> [PROBLEM TO SOLVE]: All of the records shown below need to be copied with no differences.

DATASET ENTRIES Block Start

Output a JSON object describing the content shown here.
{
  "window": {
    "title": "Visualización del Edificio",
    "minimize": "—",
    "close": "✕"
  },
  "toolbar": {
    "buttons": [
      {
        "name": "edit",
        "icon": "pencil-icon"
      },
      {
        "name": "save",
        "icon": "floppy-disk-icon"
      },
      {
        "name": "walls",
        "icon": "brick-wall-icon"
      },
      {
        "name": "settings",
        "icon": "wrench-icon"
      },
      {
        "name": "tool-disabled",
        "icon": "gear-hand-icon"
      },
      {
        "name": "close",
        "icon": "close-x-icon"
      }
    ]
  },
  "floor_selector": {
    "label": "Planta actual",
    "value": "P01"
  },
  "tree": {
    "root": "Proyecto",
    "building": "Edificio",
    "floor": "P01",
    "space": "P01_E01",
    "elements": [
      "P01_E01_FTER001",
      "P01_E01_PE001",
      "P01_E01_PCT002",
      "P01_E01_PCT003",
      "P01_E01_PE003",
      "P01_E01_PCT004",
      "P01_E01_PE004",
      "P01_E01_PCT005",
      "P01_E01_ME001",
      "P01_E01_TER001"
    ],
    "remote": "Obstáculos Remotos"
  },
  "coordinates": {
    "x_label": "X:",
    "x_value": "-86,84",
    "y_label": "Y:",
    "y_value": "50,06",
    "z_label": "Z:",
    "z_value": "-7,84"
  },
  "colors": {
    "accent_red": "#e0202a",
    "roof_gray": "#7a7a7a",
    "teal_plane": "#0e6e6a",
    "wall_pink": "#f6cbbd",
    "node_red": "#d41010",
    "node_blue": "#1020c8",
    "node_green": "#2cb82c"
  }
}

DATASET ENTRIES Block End

> [WRITTEN RESPONSE]:
Output a JSON object describing the content shown here.
{
  "window": {
    "title": "Visualización del Edificio",
    "minimize": "—",
    "close": "✕"
  },
  "toolbar": {
    "buttons": [
      {
        "name": "edit",
        "icon": "pencil-icon"
      },
      {
        "name": "save",
        "icon": "floppy-disk-icon"
      },
      {
        "name": "walls",
        "icon": "brick-wall-icon"
      },
      {
        "name": "settings",
        "icon": "wrench-icon"
      },
      {
        "name": "tool-disabled",
        "icon": "gear-hand-icon"
      },
      {
        "name": "close",
        "icon": "close-x-icon"
      }
    ]
  },
  "floor_selector": {
    "label": "Planta actual",
    "value": "P01"
  },
  "tree": {
    "root": "Proyecto",
    "building": "Edificio",
    "floor": "P01",
    "space": "P01_E01",
    "elements": [
      "P01_E01_FTER001",
      "P01_E01_PE001",
      "P01_E01_PCT002",
      "P01_E01_PCT003",
      "P01_E01_PE003",
      "P01_E01_PCT004",
      "P01_E01_PE004",
      "P01_E01_PCT005",
      "P01_E01_ME001",
      "P01_E01_TER001"
    ],
    "remote": "Obstáculos Remotos"
  },
  "coordinates": {
    "x_label": "X:",
    "x_value": "-86,84",
    "y_label": "Y:",
    "y_value": "50,06",
    "z_label": "Z:",
    "z_value": "-7,84"
  },
  "colors": {
    "accent_red": "#e0202a",
    "roof_gray": "#7a7a7a",
    "teal_plane": "#0e6e6a",
    "wall_pink": "#f6cbbd",
    "node_red": "#d41010",
    "node_blue": "#1020c8",
    "node_green": "#2cb82c"
  }
}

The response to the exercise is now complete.